## Task requirements
Your task is to gather the lines below that hold the string "icon".

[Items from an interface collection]
—————

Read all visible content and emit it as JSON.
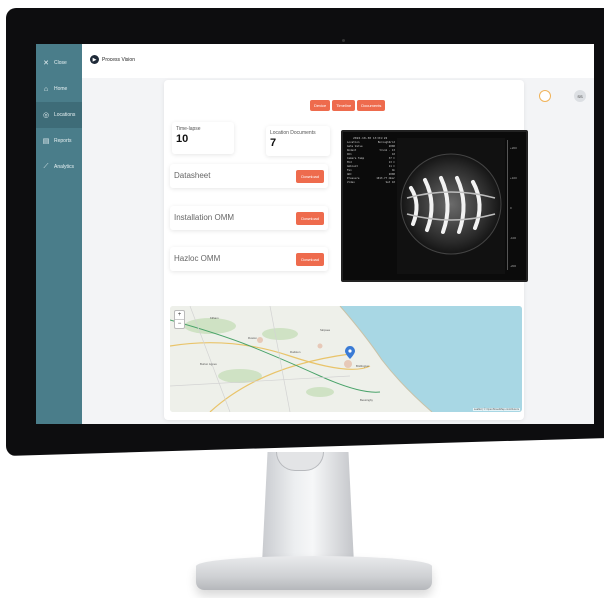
{
  "sidebar": {
    "items": [
      {
        "icon": "close-icon",
        "glyph": "✕",
        "label": "Close"
      },
      {
        "icon": "home-icon",
        "glyph": "⌂",
        "label": "Home"
      },
      {
        "icon": "location-pin-icon",
        "glyph": "◎",
        "label": "Locations"
      },
      {
        "icon": "reports-icon",
        "glyph": "▤",
        "label": "Reports"
      },
      {
        "icon": "analytics-icon",
        "glyph": "⟋",
        "label": "Analytics"
      }
    ],
    "active_index": 2
  },
  "header": {
    "app_name": "Process Vision",
    "avatar_initials": "SS"
  },
  "tabs": [
    "Device",
    "Timeline",
    "Documents"
  ],
  "stats": {
    "timelapse": {
      "label": "Time-lapse",
      "value": "10"
    },
    "location_documents": {
      "label": "Location Documents",
      "value": "7"
    }
  },
  "documents": [
    {
      "name": "Datasheet",
      "action": "Download"
    },
    {
      "name": "Installation OMM",
      "action": "Download"
    },
    {
      "name": "Hazloc OMM",
      "action": "Download"
    }
  ],
  "video": {
    "title": "2022-10-30 13:01:22",
    "info": [
      {
        "k": "Location",
        "v": "Boroughbrid"
      },
      {
        "k": "Gate Valve",
        "v": "2000"
      },
      {
        "k": "Rodent",
        "v": "trunk - 13"
      },
      {
        "k": "ID1",
        "v": "10"
      },
      {
        "k": "Camera Temp",
        "v": "37 C"
      },
      {
        "k": "Mid",
        "v": "13 C"
      },
      {
        "k": "Ambient",
        "v": "11 C"
      },
      {
        "k": "Fan",
        "v": "On"
      },
      {
        "k": "ADC",
        "v": "2000"
      },
      {
        "k": "Pressure",
        "v": "1013.77 mbar"
      },
      {
        "k": "Video",
        "v": "Set 10"
      }
    ],
    "scale": [
      "+200",
      "+100",
      "0",
      "-100",
      "-200"
    ]
  },
  "map": {
    "zoom_in": "+",
    "zoom_out": "−",
    "attribution": "Leaflet | © OpenStreetMap contributors",
    "place_labels": [
      "Ruston",
      "Rudston",
      "Burton Agnes",
      "Bessingby",
      "Bridlington",
      "Kilham",
      "Skipsea"
    ],
    "colors": {
      "sea": "#a8d7e4",
      "land": "#eef0ea",
      "forest": "#cfe2c4",
      "pin": "#3a7bd5"
    }
  },
  "colors": {
    "accent": "#ee6b4d",
    "sidebar": "#4a7d8a"
  }
}
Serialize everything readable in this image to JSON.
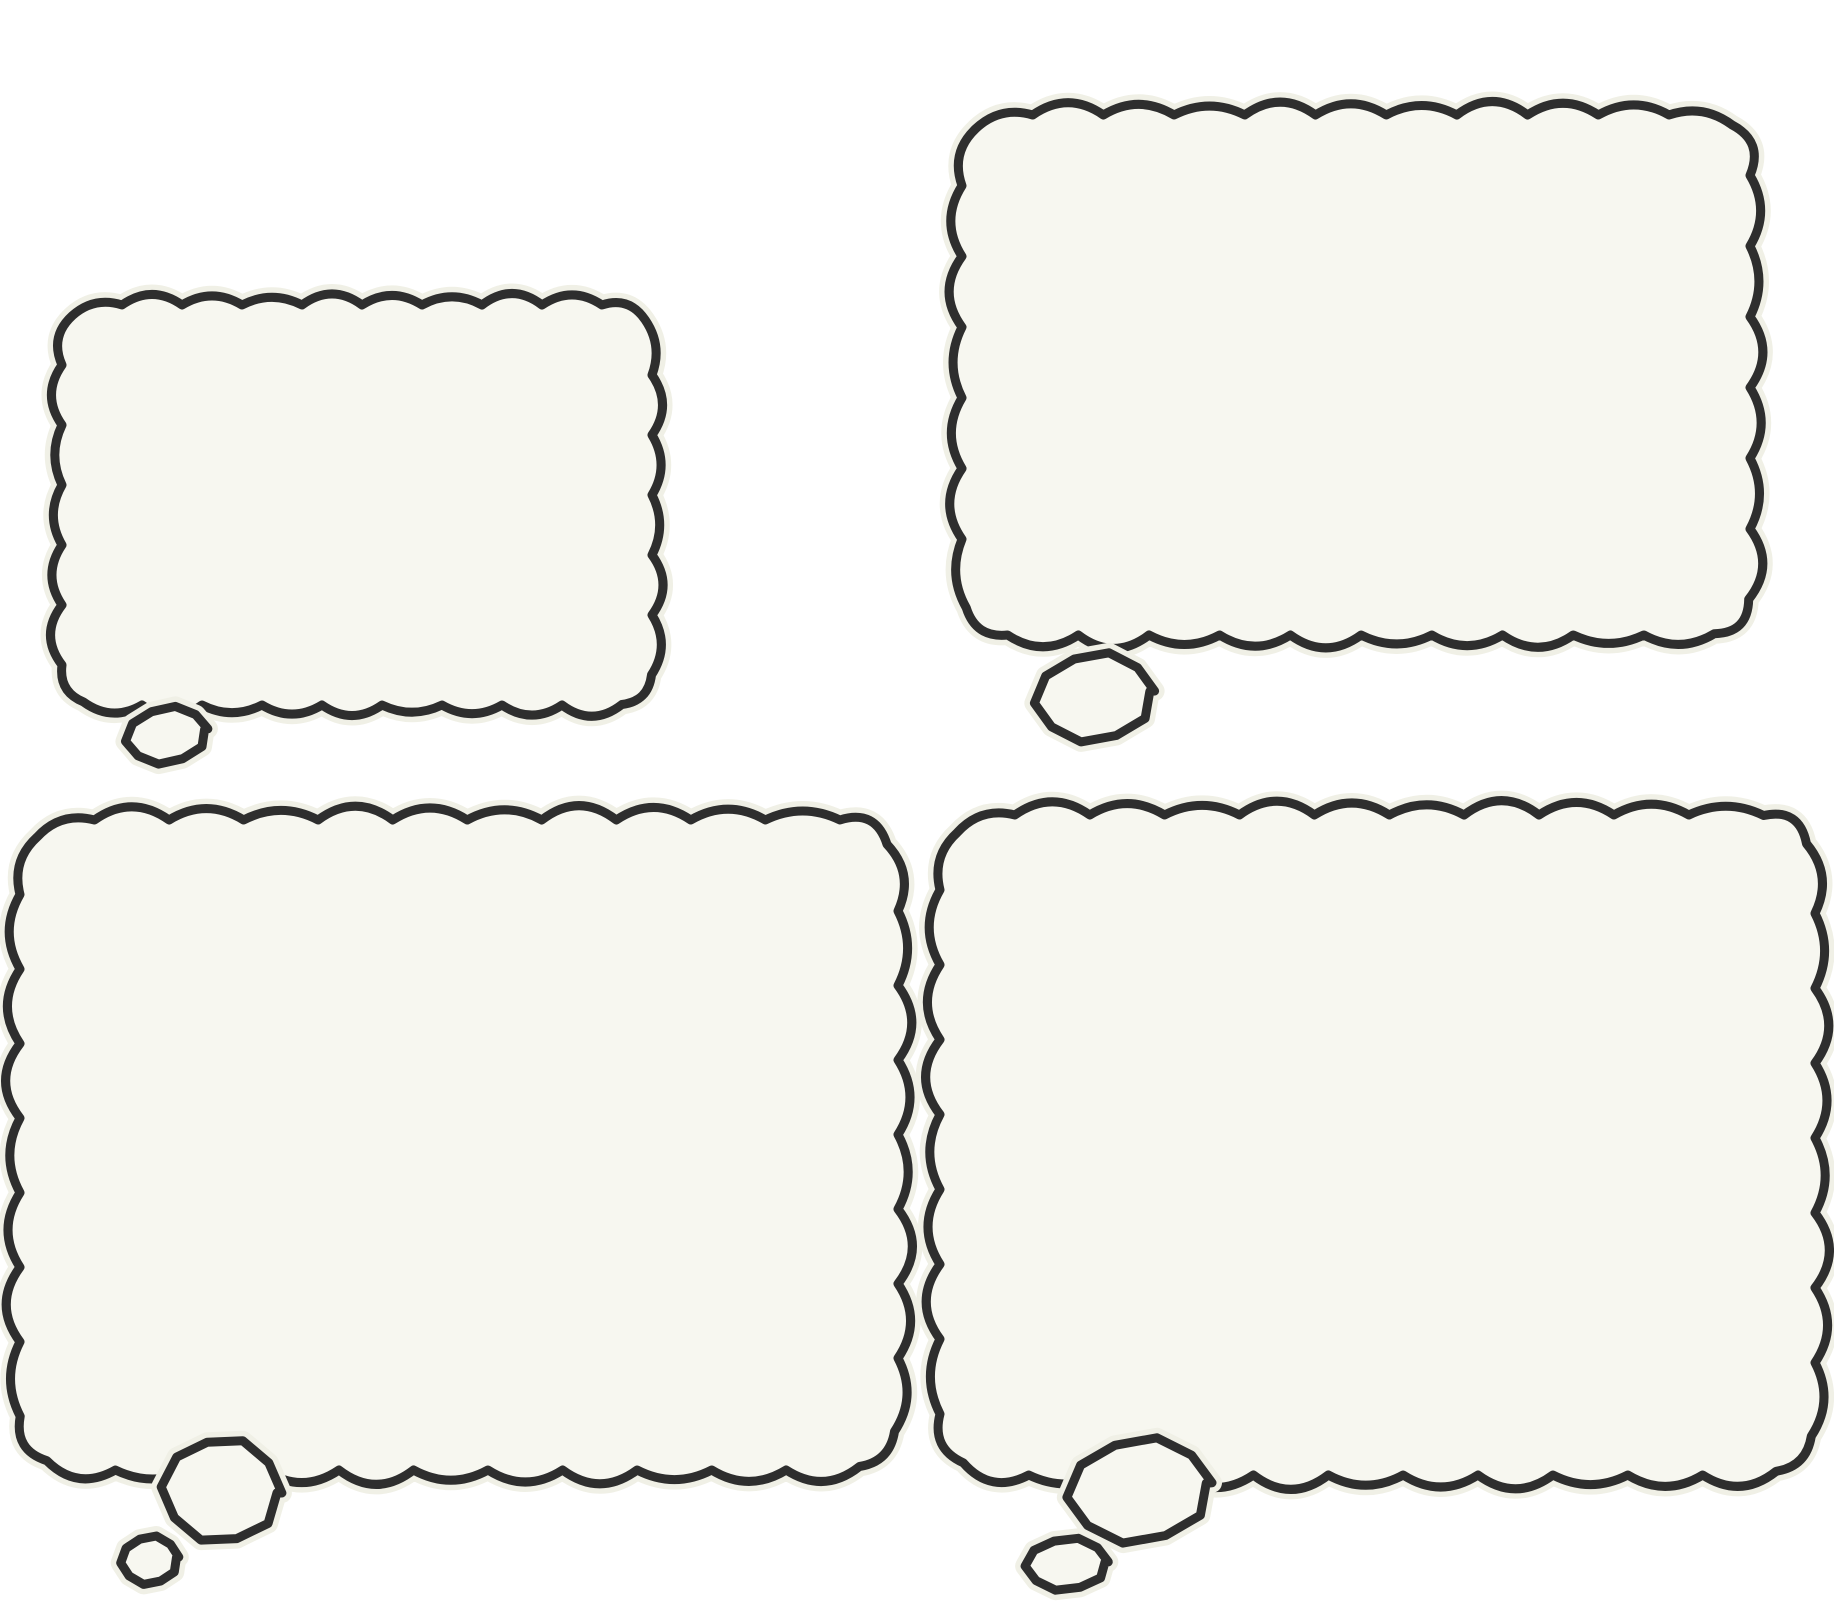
{
  "title": "",
  "colors": {
    "background": "#ffffff",
    "bubble_fill": "#f7f7f0",
    "bubble_outline": "#2e2e2e",
    "halo": "#f0f0e6"
  },
  "bubbles": [
    {
      "name": "thought-bubble-top-left",
      "text": ""
    },
    {
      "name": "thought-bubble-top-right",
      "text": ""
    },
    {
      "name": "thought-bubble-bottom-left",
      "text": ""
    },
    {
      "name": "thought-bubble-bottom-right",
      "text": ""
    }
  ]
}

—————

## Response to this exercise
        "icon": "close-icon",
        "icon": "home-icon",
        "icon": "location-pin-icon",
        "icon": "reports-icon",
        "icon": "analytics-icon",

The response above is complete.